High tax refunds are the cause of India’s current cash crunch, so the Indian government will provide for its funding needs by issuing cash management bills until June, according to a senior finance ministry official on Friday.
Cash management bills are a non-standard short term borrowing instrument that lasts less than 91 days that were introduced in August 2009 to help the government make up for a short term cash crunch. The finance official explained that for the financial year that started on April 1, the government has so far sold 260 billion rupees worth of cash management bills, and has paid 270 billion rupees in tax refunds in April.
The government had expected to borrow just 300 billion rupees between April 1 and April 20 but for the week ending April 15th it was much higher at 506 billion rupees. The government is required by the ways and means advances facility to use auctions and bonds to repay the Reserve Bank of India if its borrowing is more than 75% of the limit.

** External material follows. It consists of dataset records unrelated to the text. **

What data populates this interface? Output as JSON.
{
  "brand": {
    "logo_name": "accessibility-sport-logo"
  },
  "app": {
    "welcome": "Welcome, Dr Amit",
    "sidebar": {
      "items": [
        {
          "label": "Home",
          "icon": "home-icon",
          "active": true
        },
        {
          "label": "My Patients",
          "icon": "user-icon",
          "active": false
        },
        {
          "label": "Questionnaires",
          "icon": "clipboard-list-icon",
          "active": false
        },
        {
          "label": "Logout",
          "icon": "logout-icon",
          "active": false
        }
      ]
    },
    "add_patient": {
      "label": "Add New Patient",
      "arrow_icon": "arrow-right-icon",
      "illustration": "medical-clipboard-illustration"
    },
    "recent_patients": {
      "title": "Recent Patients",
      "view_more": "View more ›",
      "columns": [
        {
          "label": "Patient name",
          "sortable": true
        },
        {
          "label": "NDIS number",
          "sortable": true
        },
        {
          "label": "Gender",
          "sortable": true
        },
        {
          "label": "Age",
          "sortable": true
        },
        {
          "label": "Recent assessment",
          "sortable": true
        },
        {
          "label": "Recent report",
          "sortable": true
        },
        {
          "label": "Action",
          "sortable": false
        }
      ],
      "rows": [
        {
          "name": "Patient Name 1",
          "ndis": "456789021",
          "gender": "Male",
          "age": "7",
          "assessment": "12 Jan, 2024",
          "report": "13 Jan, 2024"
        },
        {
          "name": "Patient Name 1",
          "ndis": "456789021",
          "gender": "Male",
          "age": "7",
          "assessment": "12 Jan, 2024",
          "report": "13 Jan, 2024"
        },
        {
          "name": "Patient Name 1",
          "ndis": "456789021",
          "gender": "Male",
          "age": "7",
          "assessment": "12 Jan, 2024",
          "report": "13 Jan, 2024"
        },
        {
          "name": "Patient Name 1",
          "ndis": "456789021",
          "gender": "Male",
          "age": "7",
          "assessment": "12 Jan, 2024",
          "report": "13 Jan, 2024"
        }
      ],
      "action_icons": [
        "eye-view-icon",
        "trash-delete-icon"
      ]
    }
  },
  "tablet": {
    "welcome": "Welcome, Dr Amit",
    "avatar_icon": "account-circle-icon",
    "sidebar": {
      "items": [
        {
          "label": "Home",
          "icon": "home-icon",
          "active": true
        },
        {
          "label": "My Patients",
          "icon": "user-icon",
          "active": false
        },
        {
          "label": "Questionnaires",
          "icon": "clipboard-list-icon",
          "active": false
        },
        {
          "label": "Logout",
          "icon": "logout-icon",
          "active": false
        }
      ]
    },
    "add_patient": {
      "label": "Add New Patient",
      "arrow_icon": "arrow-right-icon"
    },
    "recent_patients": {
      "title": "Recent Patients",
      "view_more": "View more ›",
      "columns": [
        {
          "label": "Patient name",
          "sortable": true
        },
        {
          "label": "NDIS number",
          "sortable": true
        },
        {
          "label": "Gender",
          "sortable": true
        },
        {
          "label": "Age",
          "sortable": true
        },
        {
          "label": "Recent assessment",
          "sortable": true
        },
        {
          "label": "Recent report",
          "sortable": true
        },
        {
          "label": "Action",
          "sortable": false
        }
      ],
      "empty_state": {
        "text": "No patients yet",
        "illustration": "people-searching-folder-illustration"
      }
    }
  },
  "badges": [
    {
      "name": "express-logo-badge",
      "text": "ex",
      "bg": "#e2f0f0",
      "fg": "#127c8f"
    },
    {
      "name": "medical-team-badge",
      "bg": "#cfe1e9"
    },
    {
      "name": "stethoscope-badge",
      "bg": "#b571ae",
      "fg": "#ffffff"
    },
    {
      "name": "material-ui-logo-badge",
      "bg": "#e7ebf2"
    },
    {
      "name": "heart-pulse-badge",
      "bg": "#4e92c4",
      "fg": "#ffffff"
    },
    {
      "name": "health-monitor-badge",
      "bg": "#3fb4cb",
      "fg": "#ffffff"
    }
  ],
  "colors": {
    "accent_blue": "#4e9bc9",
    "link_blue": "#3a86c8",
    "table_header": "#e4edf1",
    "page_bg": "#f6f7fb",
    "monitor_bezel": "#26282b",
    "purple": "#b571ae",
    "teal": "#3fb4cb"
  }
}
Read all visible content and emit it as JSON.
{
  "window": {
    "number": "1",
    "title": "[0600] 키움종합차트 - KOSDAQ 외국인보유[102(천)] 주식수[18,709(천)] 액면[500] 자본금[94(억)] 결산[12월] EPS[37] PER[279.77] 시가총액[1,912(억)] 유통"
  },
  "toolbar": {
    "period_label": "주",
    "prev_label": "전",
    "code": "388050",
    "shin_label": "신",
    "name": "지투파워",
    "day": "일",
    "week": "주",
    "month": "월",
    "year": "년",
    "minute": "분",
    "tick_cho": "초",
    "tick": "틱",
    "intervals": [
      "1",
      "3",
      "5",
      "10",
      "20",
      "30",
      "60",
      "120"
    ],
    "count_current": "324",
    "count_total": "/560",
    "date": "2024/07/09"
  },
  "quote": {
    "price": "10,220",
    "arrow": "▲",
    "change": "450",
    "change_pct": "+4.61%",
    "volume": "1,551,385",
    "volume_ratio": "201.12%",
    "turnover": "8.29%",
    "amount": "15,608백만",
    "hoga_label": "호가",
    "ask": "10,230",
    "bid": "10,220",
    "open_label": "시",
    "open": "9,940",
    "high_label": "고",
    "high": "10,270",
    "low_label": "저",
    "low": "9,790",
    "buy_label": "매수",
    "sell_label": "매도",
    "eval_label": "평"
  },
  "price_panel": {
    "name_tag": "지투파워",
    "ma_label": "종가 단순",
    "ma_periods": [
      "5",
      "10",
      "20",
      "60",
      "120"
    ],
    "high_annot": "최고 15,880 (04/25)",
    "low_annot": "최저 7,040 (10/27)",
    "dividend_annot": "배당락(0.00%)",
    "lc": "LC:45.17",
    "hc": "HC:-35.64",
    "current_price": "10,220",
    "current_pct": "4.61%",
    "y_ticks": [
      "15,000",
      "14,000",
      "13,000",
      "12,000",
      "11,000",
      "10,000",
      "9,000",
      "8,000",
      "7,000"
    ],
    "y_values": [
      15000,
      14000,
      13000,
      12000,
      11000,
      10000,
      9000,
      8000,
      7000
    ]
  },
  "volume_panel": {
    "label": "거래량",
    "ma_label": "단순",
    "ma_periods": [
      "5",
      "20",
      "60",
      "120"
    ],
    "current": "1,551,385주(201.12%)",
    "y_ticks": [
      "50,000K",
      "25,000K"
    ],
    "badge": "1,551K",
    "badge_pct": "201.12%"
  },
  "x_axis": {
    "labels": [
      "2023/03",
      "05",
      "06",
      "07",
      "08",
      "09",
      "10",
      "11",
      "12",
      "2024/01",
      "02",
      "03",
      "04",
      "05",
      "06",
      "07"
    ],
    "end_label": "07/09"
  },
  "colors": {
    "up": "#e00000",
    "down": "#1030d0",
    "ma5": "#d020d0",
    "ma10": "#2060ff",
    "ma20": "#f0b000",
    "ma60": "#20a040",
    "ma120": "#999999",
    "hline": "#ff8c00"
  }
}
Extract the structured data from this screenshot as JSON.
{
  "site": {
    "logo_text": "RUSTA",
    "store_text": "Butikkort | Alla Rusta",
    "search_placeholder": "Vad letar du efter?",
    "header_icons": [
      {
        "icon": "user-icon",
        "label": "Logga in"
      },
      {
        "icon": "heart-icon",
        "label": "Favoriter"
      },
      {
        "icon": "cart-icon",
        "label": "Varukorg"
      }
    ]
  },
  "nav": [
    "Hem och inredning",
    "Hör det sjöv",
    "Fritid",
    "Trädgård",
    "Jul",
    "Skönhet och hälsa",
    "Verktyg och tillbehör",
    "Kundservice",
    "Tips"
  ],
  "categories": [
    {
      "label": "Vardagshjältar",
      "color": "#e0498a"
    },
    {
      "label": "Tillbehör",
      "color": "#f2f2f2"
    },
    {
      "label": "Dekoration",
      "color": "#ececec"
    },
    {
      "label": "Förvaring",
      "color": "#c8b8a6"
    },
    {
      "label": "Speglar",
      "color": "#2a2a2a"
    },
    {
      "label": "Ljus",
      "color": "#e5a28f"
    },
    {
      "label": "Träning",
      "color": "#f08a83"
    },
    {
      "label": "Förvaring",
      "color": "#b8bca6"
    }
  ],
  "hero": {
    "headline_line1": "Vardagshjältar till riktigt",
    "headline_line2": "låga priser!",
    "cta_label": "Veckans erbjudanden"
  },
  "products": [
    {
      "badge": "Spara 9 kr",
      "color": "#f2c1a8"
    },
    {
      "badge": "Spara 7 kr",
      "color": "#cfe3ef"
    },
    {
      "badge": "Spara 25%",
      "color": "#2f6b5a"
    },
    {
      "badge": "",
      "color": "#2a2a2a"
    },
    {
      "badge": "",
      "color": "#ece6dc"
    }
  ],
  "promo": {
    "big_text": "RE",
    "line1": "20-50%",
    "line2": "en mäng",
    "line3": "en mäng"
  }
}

Citi on Wednesday said India’s fiscal deficit target, which the finance official was 4.6% of gross domestic product for the year, may not hold, explaining “while the [government’s] revenue and growth assumptions appear realistic, the expenditure numbers appear optimistic”.